- Such a limitation also is incapable of explaining the present-day configuration of the Main Belt.
- It is becoming increasingly evident that large debris disks are ubiquitous around young solar-type stars seen throughout the nearby regions of the Milky Way Galaxy.6 One astronomy research team has even directly imaged a Kuiper Belt orbiting a mature solar-type star.7
With every passing month (sometimes only a week or a few days), astronomers discover yet one more KBOs and yet one more large debris disk orbiting a young solar-type star. Likewise, with every passing month, the Nice model for the early history of the solar system is more securely established. Surely, it is time for young-earth creationists to abandon their claim that a solar system several billion years old cannot explain the abundance of short-period comets presently observed.

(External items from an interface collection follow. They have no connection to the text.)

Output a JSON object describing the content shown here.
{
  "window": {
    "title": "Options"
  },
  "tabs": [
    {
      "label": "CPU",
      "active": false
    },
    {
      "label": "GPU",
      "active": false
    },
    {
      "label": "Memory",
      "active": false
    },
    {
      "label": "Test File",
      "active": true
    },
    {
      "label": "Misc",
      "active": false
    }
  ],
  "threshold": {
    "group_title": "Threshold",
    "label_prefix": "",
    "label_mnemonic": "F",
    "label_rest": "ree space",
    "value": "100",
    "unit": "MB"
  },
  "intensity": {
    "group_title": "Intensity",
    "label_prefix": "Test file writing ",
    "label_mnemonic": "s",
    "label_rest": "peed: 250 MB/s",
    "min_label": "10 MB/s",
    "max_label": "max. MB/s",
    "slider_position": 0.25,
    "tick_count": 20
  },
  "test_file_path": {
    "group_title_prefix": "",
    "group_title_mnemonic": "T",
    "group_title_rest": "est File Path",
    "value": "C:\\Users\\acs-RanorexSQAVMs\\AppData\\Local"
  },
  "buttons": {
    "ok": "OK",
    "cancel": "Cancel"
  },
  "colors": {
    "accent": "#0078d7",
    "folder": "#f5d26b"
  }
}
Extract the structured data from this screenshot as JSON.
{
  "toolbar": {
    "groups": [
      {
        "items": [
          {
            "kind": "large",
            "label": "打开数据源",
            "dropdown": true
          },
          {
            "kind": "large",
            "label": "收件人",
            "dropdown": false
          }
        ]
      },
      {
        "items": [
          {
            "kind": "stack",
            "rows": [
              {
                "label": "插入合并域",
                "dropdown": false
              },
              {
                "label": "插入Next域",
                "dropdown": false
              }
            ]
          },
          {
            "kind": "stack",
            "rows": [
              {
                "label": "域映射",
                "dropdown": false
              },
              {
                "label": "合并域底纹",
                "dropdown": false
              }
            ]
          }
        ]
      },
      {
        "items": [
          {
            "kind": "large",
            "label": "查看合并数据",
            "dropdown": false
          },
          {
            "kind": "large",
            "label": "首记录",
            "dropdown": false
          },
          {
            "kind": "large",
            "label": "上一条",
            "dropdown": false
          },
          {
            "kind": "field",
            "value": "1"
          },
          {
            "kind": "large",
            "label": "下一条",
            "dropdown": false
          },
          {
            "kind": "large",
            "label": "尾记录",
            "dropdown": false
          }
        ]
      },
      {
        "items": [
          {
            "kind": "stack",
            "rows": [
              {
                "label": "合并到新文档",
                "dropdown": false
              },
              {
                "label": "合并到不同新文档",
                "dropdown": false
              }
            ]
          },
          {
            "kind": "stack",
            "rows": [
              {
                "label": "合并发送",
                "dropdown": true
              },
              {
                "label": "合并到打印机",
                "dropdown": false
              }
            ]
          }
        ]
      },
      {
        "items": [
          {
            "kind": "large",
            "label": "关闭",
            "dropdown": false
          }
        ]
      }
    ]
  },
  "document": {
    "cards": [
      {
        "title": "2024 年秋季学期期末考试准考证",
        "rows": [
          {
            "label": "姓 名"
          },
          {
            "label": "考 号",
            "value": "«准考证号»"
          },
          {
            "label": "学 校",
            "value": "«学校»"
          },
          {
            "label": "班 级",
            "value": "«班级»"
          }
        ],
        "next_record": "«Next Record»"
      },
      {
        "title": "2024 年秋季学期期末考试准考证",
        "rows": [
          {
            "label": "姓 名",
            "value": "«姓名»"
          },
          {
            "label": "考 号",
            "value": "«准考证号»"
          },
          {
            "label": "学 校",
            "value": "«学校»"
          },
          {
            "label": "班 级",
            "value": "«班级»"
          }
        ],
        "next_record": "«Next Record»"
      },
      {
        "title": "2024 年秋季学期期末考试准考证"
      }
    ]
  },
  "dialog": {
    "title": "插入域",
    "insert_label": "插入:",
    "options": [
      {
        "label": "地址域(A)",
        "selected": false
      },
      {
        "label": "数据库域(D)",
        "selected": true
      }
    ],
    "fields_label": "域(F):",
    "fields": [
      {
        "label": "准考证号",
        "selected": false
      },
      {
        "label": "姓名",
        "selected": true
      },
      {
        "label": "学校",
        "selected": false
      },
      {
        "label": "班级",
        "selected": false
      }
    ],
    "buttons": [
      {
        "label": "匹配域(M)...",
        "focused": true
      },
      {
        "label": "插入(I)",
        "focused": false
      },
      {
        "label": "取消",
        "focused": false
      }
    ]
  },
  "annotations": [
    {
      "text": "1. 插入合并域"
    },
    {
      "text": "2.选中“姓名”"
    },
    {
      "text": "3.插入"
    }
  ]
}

Next week, I’ll close out this article series showing how the design details of the solar system’s youth establish that a supernatural, super-intelligent Creator was intimately involved in ensuring that the solar system and Earth in particular had the just-right history to prepare them to sustain human beings and human civilization.
|Part 1 | Part 2 | Part 3 | Part 4 | Part 5 | Part 6|
- K. J. Walsh and A. Morbidelli, “The Effect of an Early Planetesimal-Driven Migration of the Giant Planets on Terrestrial Planet Formation,” Astronomy and Astrophysics 526 (February 2011): id. A126.
- Alessandro Morbidelli et al., “Evidence from the Asteroid Belt for a Violent Past Evolution of Jupiter’s Orbit,” Astronomical Journal 140 (November 2010): 1391–401.
- Walsh and Morbidelli, “Early Planetsimal-Driven Migration,” id. A126; Morbidelli et al., “Evidence from the Asteroid Belt,” 1391–401; Alessandro Morbidelli et al., “Asteroid Belt Constraints on Giant Planet Evolution,” American Astronomical Society Meeting (September 2009), DPS meeting #41: #55.03; R. Brasser et al., “Constructing the Secular Architecture of the Solar System. II. The Terrestrial Planets,” Astronomy and Astrophysics 507 (November 2009): 1053–65; M. Brož et al., “Did the Hilda Collisional Family Form during the Late Heavy Bombardment?” Monthly Notices of the Royal Astronomical Society (April 2011), online early: 10.1111/j.1365-2966.2011.18587.x.
- Alessandro Morbidelli et al., “Asteroid Belt Constraints on Giant Planet Evolution,” American Astronomical Society Meeting (September 2009), DPS meeting #41: #55.03.
- Morbidelli et al., “Asteroid Belt Constraints,” #55.03; W. F. Bottke et al., “The E-Belt: A Possible Missing Link in the Late Heavy Bombardment,” 41st Lunar and Planetary Science Conference, held March 1–5, 2010 in The Woodlands, Texas. LPI Contribution No. 1533: 1269.
- C. Eiroa et al., “Cold DUst Around NEarby Stars (DUNES). First Results. A Resolved Exo-Kuiper Belt around the Solar-Like Star ζ2 Ret,” Astronomy and Astrophysics 518 (July 2010): id. L131.